A new study has found perhaps a surprising statistic.
Men with spouses who bring home the most money are five times more likely to cheat. While this idea may not be revolutionary, the ability to put a tangible statistic to this fact is. The news was announced at the recent annual meeting of the American Sociological Association, by Christin Munsch of Cornell University in New York.
The reason: Men are the hunters, women are gatherers. When these, now seemingly archaic, roles are challenged, the male ego is thrown off kilter and as a result, men often retaliate in the way that can really destroy a woman – infidelity. This is the basic conclusion that was also presented at the meeting by Munsch.
As this study has been released in the media, these findings have been put into terms that most people linked to pop culture can easily understand – Jessie James and Sandra Bullock. This high-profile couple has exemplified what can happen when the woman takes over the “breadwinner” role. A seemingly happy couple – woman makes more than man in relationship – man cheats and nation is shocked how anyone could do this to one of America’s most loved and beautiful actresses – classic example.
While this may all sound overly simplified, these feelings of inadequacy are believed to not be the only reason that men with higher income women feel compelled to cheat. Many men who are not making a lot of money simply do not feel fulfilled in their own lives and fall into the same humdrum schedule of working hard with very little to show for it. This can lead to the need for something exciting to make him feel like he is in charge or powerful. This same theory was also sited by Munsch as a possible reason for the results of the study.

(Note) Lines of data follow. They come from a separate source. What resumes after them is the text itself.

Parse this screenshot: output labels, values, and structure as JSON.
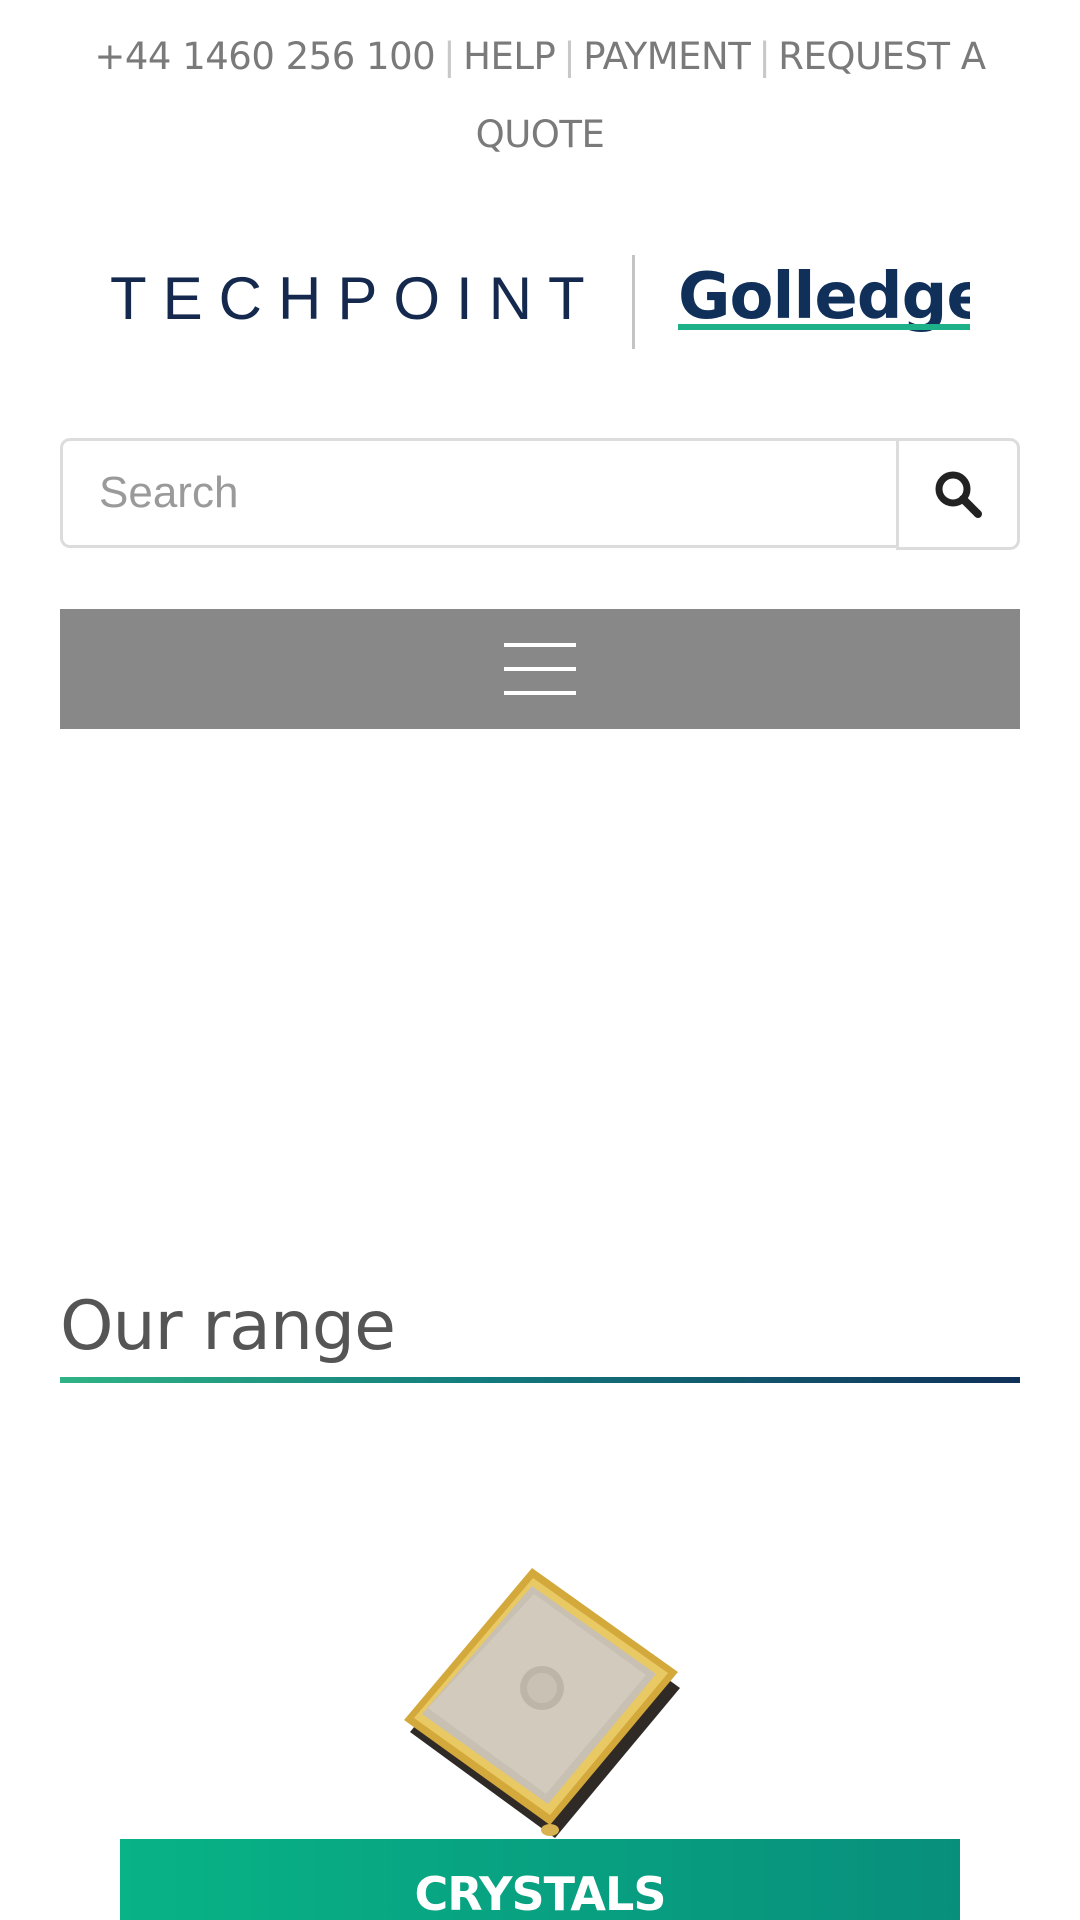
{
  "top_links": {
    "phone": "+44 1460 256 100",
    "separator": "|",
    "help": "HELP",
    "payment": "PAYMENT",
    "request_quote": "REQUEST A QUOTE"
  },
  "logo": {
    "left_brand": "TECHPOINT",
    "right_brand": "Golledge"
  },
  "search": {
    "placeholder": "Search",
    "value": "",
    "button_icon": "search-icon"
  },
  "menu": {
    "icon": "hamburger-icon"
  },
  "section": {
    "title": "Our range"
  },
  "products": [
    {
      "category": "CRYSTALS",
      "image": "smd-crystal-component"
    }
  ],
  "colors": {
    "menu_bar": "#888888",
    "accent_green": "#08b386",
    "brand_navy": "#10305a",
    "text_grey": "#7a7a7a"
  }
}
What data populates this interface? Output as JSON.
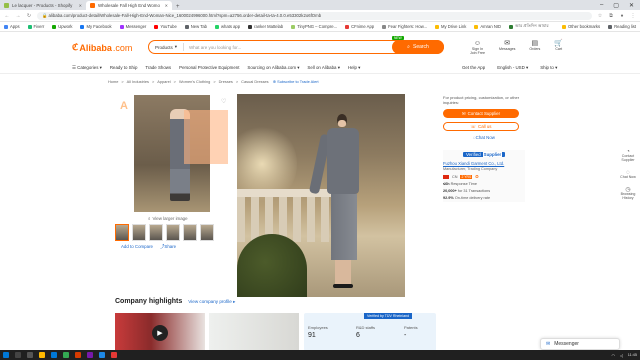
{
  "browser": {
    "tabs": [
      {
        "label": "Le lacquer - Products - Shopify"
      },
      {
        "label": "Wholesale Fall High End Womo"
      }
    ],
    "url": "alibaba.com/product-detail/Wholesale-Fall-High-End-Woman-Nice_1600024996000.html?spm=a2756.order-detail-ta-ta-4.0.0.e53302k2o6fOmb",
    "bookmarks": [
      "Apps",
      "Fiverr",
      "Upwork",
      "My Facebook",
      "Messenger",
      "YouTube",
      "New Tab",
      "whats app",
      "ranker Mattelab",
      "TinyPNG – Compre...",
      "CFnime App",
      "Fear Fighters: How...",
      "My Drive Link",
      "Amran NID",
      "আর প্রতিদিন আমার"
    ],
    "bookmarks_right": [
      "Other bookmarks",
      "Reading list"
    ]
  },
  "header": {
    "logo": "Alibaba",
    "logo_suffix": ".com",
    "search_category": "Products",
    "search_placeholder": "What are you looking for...",
    "search_button": "Search",
    "new_badge": "NEW",
    "icons": [
      {
        "name": "account",
        "glyph": "☺",
        "label": "Sign In\nJoin Free"
      },
      {
        "name": "messages",
        "glyph": "✉",
        "label": "Messages"
      },
      {
        "name": "orders",
        "glyph": "▤",
        "label": "Orders"
      },
      {
        "name": "cart",
        "glyph": "🛒",
        "label": "Cart"
      }
    ]
  },
  "catnav": {
    "left": [
      "☰ Categories ▾",
      "Ready to Ship",
      "Trade Shows",
      "Personal Protective Equipment",
      "Sourcing on Alibaba.com ▾",
      "Sell on Alibaba ▾",
      "Help ▾"
    ],
    "right": [
      "Get the App",
      "English - USD ▾",
      "Ship to ▾"
    ]
  },
  "breadcrumb": {
    "items": [
      "Home",
      "All Industries",
      "Apparel",
      "Women's Clothing",
      "Dresses",
      "Casual Dresses"
    ],
    "trade_alert": "Subscribe to Trade Alert"
  },
  "gallery": {
    "view_larger": "View larger image",
    "add_compare": "Add to Compare",
    "share": "Share",
    "ghost_text": "A"
  },
  "buybox": {
    "note": "For product pricing, customization, or other inquiries:",
    "contact_supplier": "Contact Supplier",
    "call_us": "Call us",
    "chat_now": "Chat Now"
  },
  "supplier": {
    "verified": "Verified",
    "verified_suffix": "Supplier",
    "name": "Fuzhou Xiandi Garment Co., Ltd.",
    "type": "Manufacturer, Trading Company",
    "country": "CN",
    "years": "2 YRS",
    "response_time_value": "≤6h",
    "response_time_label": "Response Time",
    "transactions_value": "20,000+",
    "transactions_label": "for 31 Transactions",
    "ontime_value": "92.9%",
    "ontime_label": "On-time delivery rate"
  },
  "right_sidebar": [
    {
      "glyph": "◔",
      "label": "Contact Supplier"
    },
    {
      "glyph": "◌",
      "label": "Chat Now"
    },
    {
      "glyph": "◷",
      "label": "Browsing History"
    }
  ],
  "company": {
    "title": "Company highlights",
    "view_profile": "View company profile ▸",
    "tuv": "Verified by TÜV Rheinland",
    "employees_label": "Employees",
    "employees_value": "91",
    "rnd_label": "R&D staffs",
    "rnd_value": "6",
    "patents_label": "Patents",
    "patents_value": "-"
  },
  "messenger": {
    "label": "Messenger"
  },
  "taskbar": {
    "time": "11:45"
  },
  "colors": {
    "accent": "#ff6a00",
    "link": "#1a66c8"
  }
}
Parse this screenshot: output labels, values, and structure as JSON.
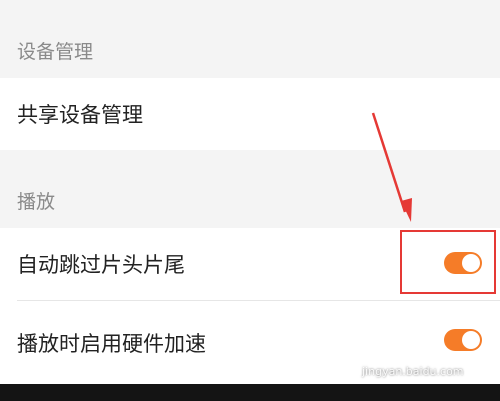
{
  "sections": [
    {
      "header": "设备管理",
      "items": [
        {
          "label": "共享设备管理"
        }
      ]
    },
    {
      "header": "播放",
      "items": [
        {
          "label": "自动跳过片头片尾",
          "toggle_on": true
        },
        {
          "label": "播放时启用硬件加速",
          "toggle_on": true
        }
      ]
    }
  ],
  "colors": {
    "toggle_on": "#f57c28",
    "annotation": "#e53935"
  },
  "watermark": "jingyan.baidu.com"
}
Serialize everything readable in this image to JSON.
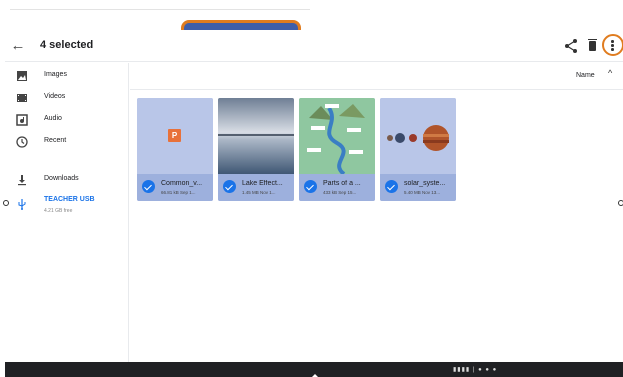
{
  "header": {
    "title": "4 selected",
    "back_icon": "arrow-back-icon",
    "share_icon": "share-icon",
    "delete_icon": "trash-icon",
    "more_icon": "more-vert-icon"
  },
  "sidebar": {
    "items": [
      {
        "label": "Images",
        "icon": "image-icon"
      },
      {
        "label": "Videos",
        "icon": "video-icon"
      },
      {
        "label": "Audio",
        "icon": "audio-icon"
      },
      {
        "label": "Recent",
        "icon": "clock-icon"
      },
      {
        "label": "Downloads",
        "icon": "download-icon"
      },
      {
        "label": "TEACHER USB",
        "sub": "4.21 GB free",
        "icon": "usb-icon"
      }
    ]
  },
  "toolbar": {
    "sort_label": "Name",
    "sort_icon": "chevron-up-icon"
  },
  "files": [
    {
      "name": "Common_v...",
      "meta": "66.81 kB Sep 1..."
    },
    {
      "name": "Lake Effect...",
      "meta": "1.45 MB Nov 1..."
    },
    {
      "name": "Parts of a ...",
      "meta": "433 kB Sep 15..."
    },
    {
      "name": "solar_syste...",
      "meta": "5.40 MB Nov 13..."
    }
  ],
  "colors": {
    "accent": "#1a73e8",
    "selected_card": "#b9c6e8",
    "highlight_ring": "#e07c1f",
    "shelf": "#202124"
  }
}
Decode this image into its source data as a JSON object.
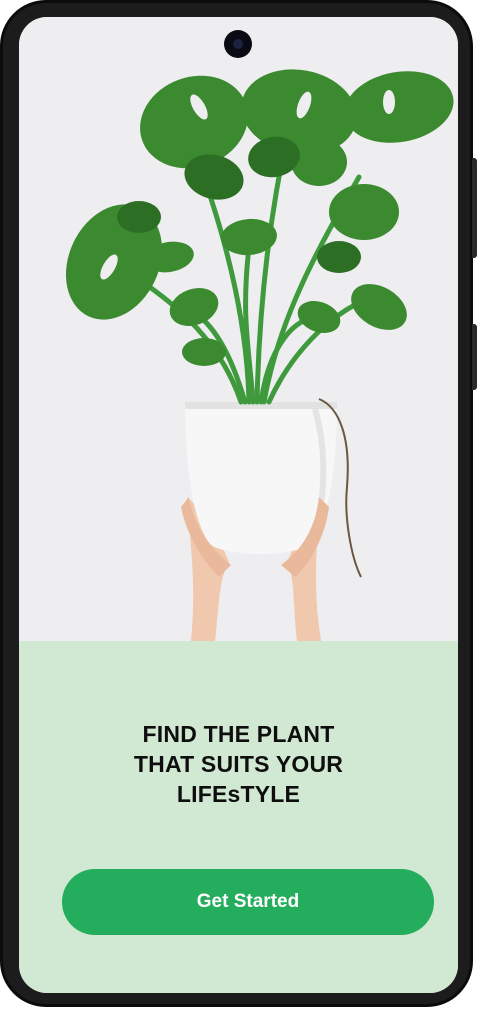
{
  "onboarding": {
    "headline_lines": [
      "FIND THE PLANT",
      "THAT SUITS YOUR",
      "LIFEsTYLE"
    ],
    "cta_label": "Get Started"
  },
  "colors": {
    "panel_background": "#d1e8d3",
    "cta_background": "#24ad5c",
    "cta_text": "#ffffff",
    "headline_text": "#0e0e0e"
  },
  "icons": {
    "hero_image": "potted-monstera-plant-image",
    "front_camera": "camera-cutout-icon"
  }
}
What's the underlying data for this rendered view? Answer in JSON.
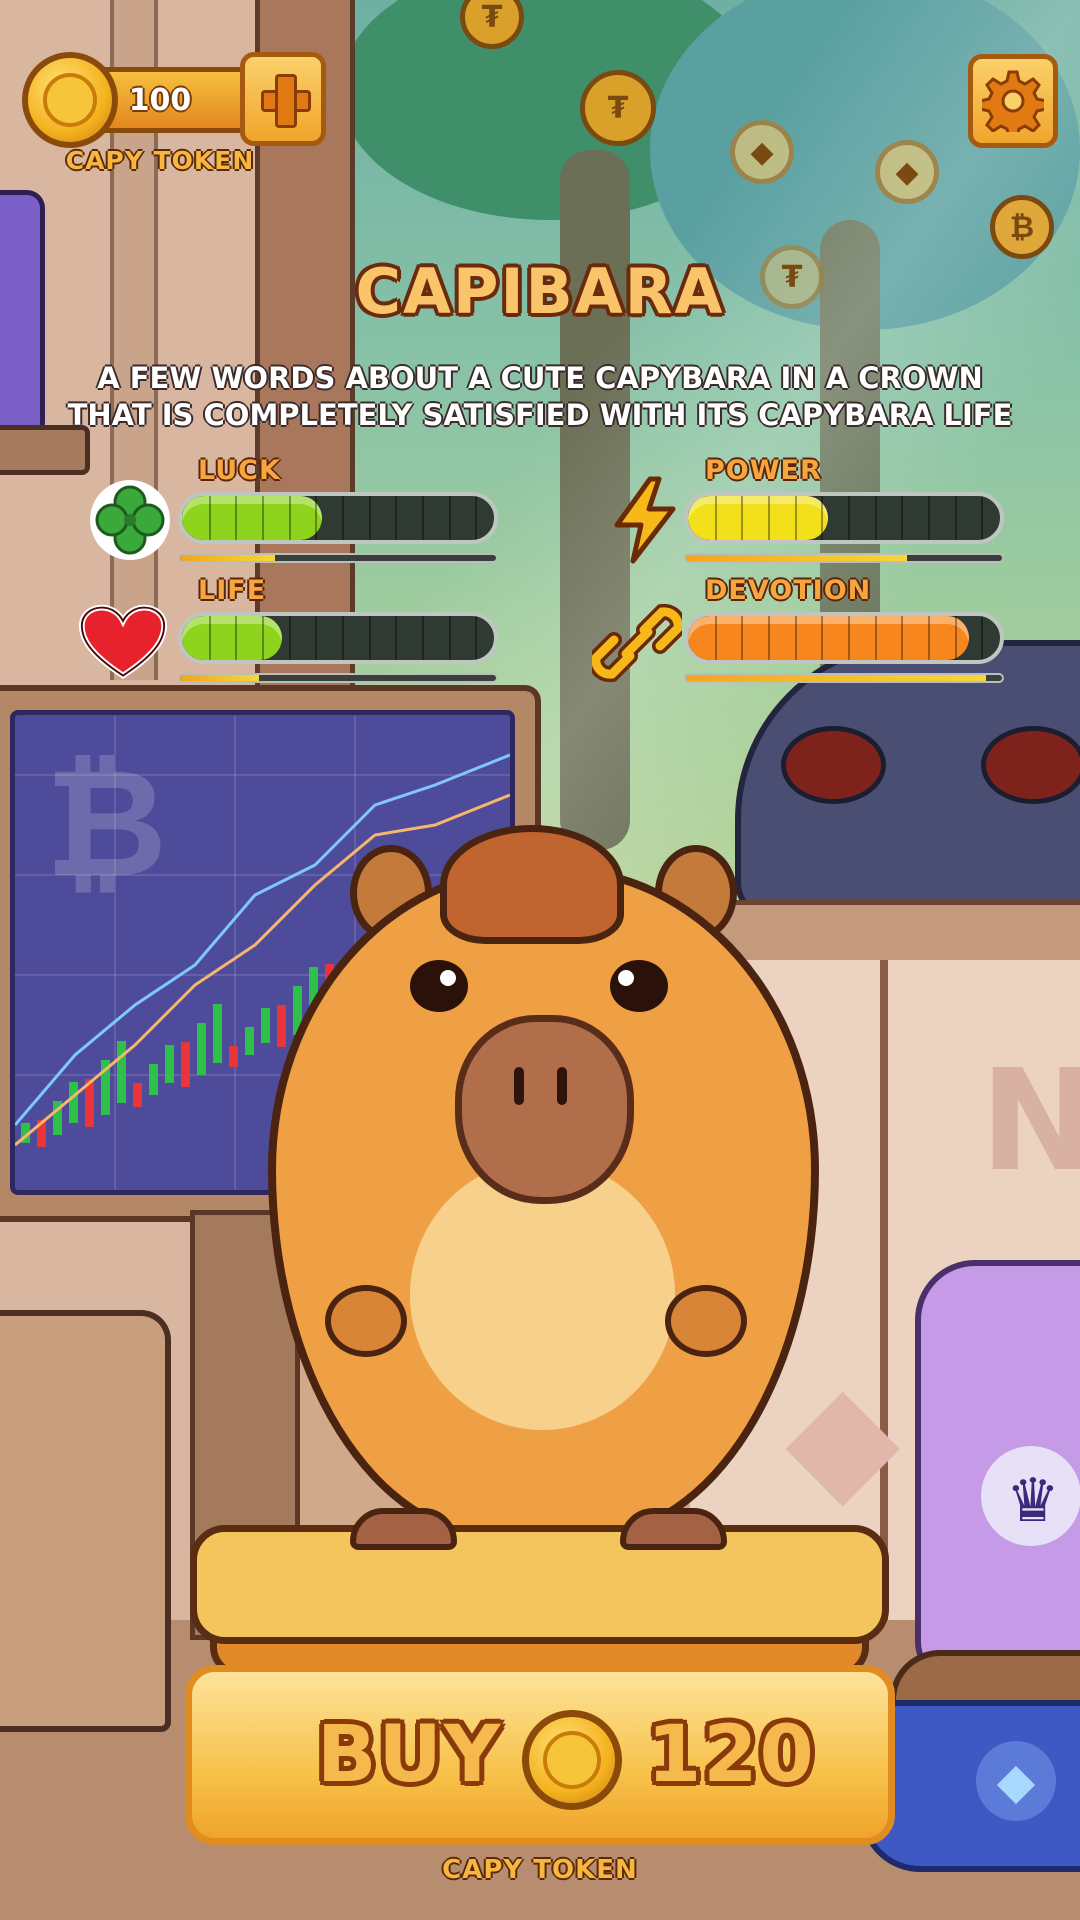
{
  "hud": {
    "token_amount": "100",
    "token_label": "CAPY TOKEN",
    "add_button_icon": "plus-icon",
    "settings_icon": "gear-icon"
  },
  "pet": {
    "name": "CAPIBARA",
    "description": "A FEW WORDS ABOUT A CUTE CAPYBARA IN A CROWN THAT IS COMPLETELY SATISFIED WITH ITS CAPYBARA LIFE"
  },
  "stats": [
    {
      "label": "LUCK",
      "icon": "clover-icon",
      "level": 0.45,
      "sub_level": 0.3,
      "color": "#8ed31c"
    },
    {
      "label": "POWER",
      "icon": "lightning-icon",
      "level": 0.45,
      "sub_level": 0.7,
      "color": "#f2e01a"
    },
    {
      "label": "LIFE",
      "icon": "heart-icon",
      "level": 0.32,
      "sub_level": 0.25,
      "color": "#8ed31c"
    },
    {
      "label": "DEVOTION",
      "icon": "chain-link-icon",
      "level": 0.9,
      "sub_level": 0.95,
      "color": "#f7871c"
    }
  ],
  "buy": {
    "label": "BUY",
    "price": "120",
    "currency_label": "CAPY TOKEN"
  },
  "colors": {
    "accent_orange": "#f0a52c",
    "title_fill": "#f9c46a",
    "outline_brown": "#6b2a0e"
  }
}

Strangely enough, the same research department found that the opposite is true of women. When they are being financially cared for by a man, women are less likely to go astray.
So what will make a man want to be faithful?
The study found, that the ideal formula for a faithful relationship is when his spouse is making nearly 75% of what his own income.
The information for this study was gathered from 2002 to 2007 from the National Longitudinal Survey of Youth and included couples who had been together for at least a year, lived together and were between the ages of 18 and 28.